public of persons who might victimize them,” the Vice President said.
Soria hails “force
multipliers” role in anti-crime drive
By RPCRD, Police Regional
October 15, 2012
CAMP SEC. RUPERTO K.
KANGLEON, Palo, Leyte – Police Regional Office 8 (PRO8)
Regional Director Police Chief Superintendent Elmer Ragadio Soria
recognizes the important role of “force multipliers” in addressing the
peace and order situation in their respective communities.
“My vision is for a more
aggressive and stronger partnership between the police and the force
multipliers in our drive against criminality as you play a crucial
role in crime prevention and control operations.”, Soria addressed the
200 delegates during the 2nd Annual Regional Grand Assembly of the
“Peace, Action and Rescue with Dedication to Serve the Society (PARDSS)
anti-crime group held at the PRO8 Matapat Hall, Friday afternoon.
PARDSS is a PNP-accredited
non-governmental organization with the prime mission of helping the
PNP and the local government units in promoting peace, unity, public
safety and development. It was awarded as the “Best Non-Government
Organization for 2011” during the 111th Police Service Anniversary
last August 8 at the PNP National Headquarters by PNP Chief Police
Director General Nicanor Ancheta Bartolome.
During the summit, the PNP
regional director underscored the crucial role of the force
multipliers in crime prevention and control operations at the
Soria admitted that the
police may not be able to cover every nook and cranny of the country
in patrol operations considering the limited number of PNP personnel.
In order to address these deficiencies, the PNP adopted a proactive
strategy that will maximize and encourage community involvement and
fully harness and promote community partnership as the ideal, most
practical and mutually beneficial antidote to criminality and
maintenance of peace and order.
“There is an impending need
to activate force multipliers from the community and established an
effective community machinery policing system through community
partnership”, Soria further averred, adding that PRO-8 recognizes the
major role of active partners like PARRDS in keeping Eastern Visayas
“The community relies upon
the police for protection and the police rely upon the community for
support. Crime is everybody’s concern and public safety is a shared
responsibility”, the region’s top police official added.
Soria particularly expect
members of said organization to perform such functions as partners in
law enforcement like conducting street crime monitoring; community
organization; disaster management and relief and rescue activities;
crowd control; environmental protection and conflict resolution at the
“We are confident that we
can rely on you to be the eyes and ears of our crime reporting system

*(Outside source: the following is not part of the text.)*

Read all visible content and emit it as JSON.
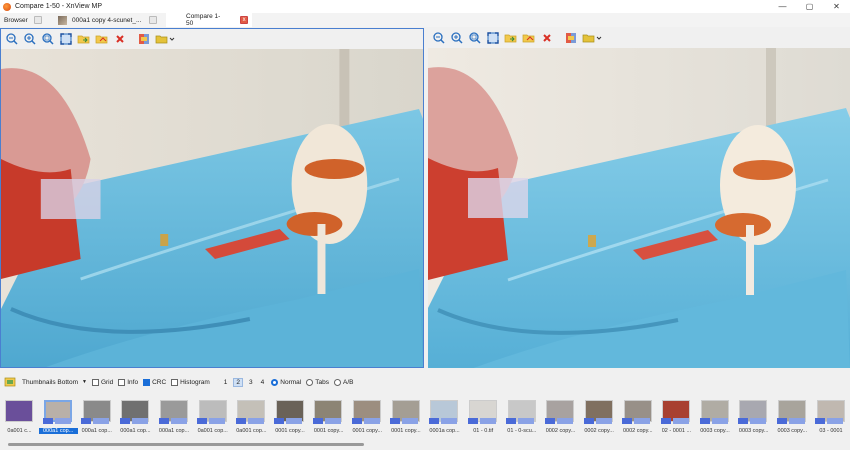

as a critical component of the Police Integrated Patrol System or PIPS
that PRO8 is religiously implementing.”, he added.
Since 2006, the PARDSS, with
thousands of active members scattered throughout the country, has
performed well in giving free assistance to the local policemen and
local government units in its anti-crime drives, crime monitoring and
securing peace and order.
The organization is an
active member of the PNP-Federation of Accredited NGOs (PNPFAN),
Alliance of Concerned PNP Accredited NGOs (ACPAN) under the
supervision of the PNP’s Police Community Relations Group (PCRG) and
partner of the Association of Chiefs of Police of the Philippines (ACPPI).